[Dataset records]
-.-.-

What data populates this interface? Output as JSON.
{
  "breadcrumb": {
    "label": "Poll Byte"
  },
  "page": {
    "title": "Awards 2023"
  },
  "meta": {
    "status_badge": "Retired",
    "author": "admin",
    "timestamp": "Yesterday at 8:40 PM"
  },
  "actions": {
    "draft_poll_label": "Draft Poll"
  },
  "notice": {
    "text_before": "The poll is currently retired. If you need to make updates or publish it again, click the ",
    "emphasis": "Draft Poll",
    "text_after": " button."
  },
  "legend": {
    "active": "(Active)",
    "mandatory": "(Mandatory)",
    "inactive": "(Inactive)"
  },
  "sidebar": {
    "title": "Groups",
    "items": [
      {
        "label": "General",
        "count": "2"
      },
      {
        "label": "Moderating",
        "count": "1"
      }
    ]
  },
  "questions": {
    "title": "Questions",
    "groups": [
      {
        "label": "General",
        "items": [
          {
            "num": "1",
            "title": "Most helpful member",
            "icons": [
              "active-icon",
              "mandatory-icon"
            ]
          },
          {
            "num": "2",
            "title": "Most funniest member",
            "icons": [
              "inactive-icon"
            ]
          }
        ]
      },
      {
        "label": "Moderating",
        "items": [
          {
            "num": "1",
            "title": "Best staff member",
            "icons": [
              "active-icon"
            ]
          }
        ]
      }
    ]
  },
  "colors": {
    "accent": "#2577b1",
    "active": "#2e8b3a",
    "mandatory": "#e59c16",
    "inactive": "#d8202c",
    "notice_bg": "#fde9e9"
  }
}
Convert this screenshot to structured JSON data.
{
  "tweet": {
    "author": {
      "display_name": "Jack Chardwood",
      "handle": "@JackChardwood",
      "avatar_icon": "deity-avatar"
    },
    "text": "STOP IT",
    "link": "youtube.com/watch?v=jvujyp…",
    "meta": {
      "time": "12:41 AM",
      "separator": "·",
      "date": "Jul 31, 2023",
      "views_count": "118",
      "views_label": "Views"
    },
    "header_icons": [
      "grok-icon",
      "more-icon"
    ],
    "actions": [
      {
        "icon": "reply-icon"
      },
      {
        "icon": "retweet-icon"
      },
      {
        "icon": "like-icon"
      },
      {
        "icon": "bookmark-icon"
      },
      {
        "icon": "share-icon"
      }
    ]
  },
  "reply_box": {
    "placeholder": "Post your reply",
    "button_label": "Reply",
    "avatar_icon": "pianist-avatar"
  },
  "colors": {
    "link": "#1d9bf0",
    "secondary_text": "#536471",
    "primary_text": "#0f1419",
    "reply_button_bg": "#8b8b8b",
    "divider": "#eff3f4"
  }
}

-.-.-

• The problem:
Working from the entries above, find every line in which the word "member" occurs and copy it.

• Result of the task:
            "title": "Most helpful member",
            "title": "Most funniest member",
            "title": "Best staff member",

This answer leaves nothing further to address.